#### Input data

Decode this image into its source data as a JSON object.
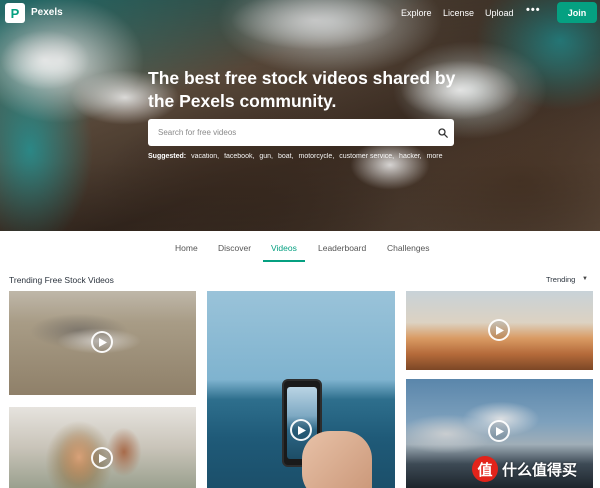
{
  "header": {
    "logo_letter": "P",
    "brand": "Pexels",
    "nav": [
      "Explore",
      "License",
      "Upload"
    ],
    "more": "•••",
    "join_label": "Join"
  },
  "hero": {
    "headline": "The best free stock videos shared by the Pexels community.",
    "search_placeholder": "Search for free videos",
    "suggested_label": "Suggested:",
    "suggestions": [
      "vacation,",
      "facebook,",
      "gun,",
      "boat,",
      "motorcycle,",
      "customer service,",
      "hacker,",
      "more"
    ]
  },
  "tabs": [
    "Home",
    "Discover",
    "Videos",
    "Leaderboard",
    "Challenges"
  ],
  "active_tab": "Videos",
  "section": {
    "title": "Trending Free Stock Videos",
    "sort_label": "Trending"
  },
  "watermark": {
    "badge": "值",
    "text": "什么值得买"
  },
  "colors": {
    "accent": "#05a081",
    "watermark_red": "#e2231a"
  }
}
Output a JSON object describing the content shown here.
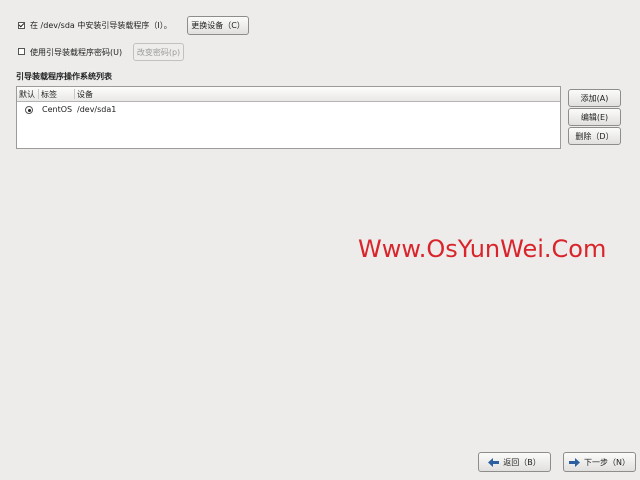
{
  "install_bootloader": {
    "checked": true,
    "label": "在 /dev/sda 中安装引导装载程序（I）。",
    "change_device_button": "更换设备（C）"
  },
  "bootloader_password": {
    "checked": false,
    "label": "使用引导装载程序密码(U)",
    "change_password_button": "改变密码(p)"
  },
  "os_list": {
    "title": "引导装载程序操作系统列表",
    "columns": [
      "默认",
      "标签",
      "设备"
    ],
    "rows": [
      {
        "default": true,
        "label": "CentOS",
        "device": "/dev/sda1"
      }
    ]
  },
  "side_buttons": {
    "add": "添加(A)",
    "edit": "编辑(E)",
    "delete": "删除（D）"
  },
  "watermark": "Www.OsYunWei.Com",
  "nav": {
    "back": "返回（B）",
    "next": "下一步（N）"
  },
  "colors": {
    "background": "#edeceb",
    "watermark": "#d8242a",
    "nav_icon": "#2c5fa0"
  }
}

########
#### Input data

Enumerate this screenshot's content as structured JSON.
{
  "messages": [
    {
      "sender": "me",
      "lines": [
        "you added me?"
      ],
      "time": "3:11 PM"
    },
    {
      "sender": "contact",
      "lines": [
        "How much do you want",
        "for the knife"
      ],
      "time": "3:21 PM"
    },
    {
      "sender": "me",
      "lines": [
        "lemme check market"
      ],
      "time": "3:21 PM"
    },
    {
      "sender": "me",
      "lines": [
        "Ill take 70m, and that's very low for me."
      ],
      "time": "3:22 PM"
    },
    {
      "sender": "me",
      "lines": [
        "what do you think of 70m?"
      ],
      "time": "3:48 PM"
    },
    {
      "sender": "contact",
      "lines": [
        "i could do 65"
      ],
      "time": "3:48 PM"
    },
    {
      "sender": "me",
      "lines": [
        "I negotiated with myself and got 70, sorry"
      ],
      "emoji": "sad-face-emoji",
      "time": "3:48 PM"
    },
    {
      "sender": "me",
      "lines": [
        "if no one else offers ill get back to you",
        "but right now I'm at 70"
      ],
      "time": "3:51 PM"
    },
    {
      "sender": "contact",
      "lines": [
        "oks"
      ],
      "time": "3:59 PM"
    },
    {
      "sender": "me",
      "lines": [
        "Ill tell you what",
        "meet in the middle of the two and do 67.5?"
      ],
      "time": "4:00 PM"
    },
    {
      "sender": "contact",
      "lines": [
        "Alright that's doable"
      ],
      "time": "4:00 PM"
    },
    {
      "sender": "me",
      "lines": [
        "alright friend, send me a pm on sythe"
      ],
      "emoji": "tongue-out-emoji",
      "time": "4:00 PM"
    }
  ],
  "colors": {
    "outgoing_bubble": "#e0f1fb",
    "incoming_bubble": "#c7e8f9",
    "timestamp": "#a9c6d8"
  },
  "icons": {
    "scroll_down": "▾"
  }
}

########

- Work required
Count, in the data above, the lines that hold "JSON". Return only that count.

- Written response
3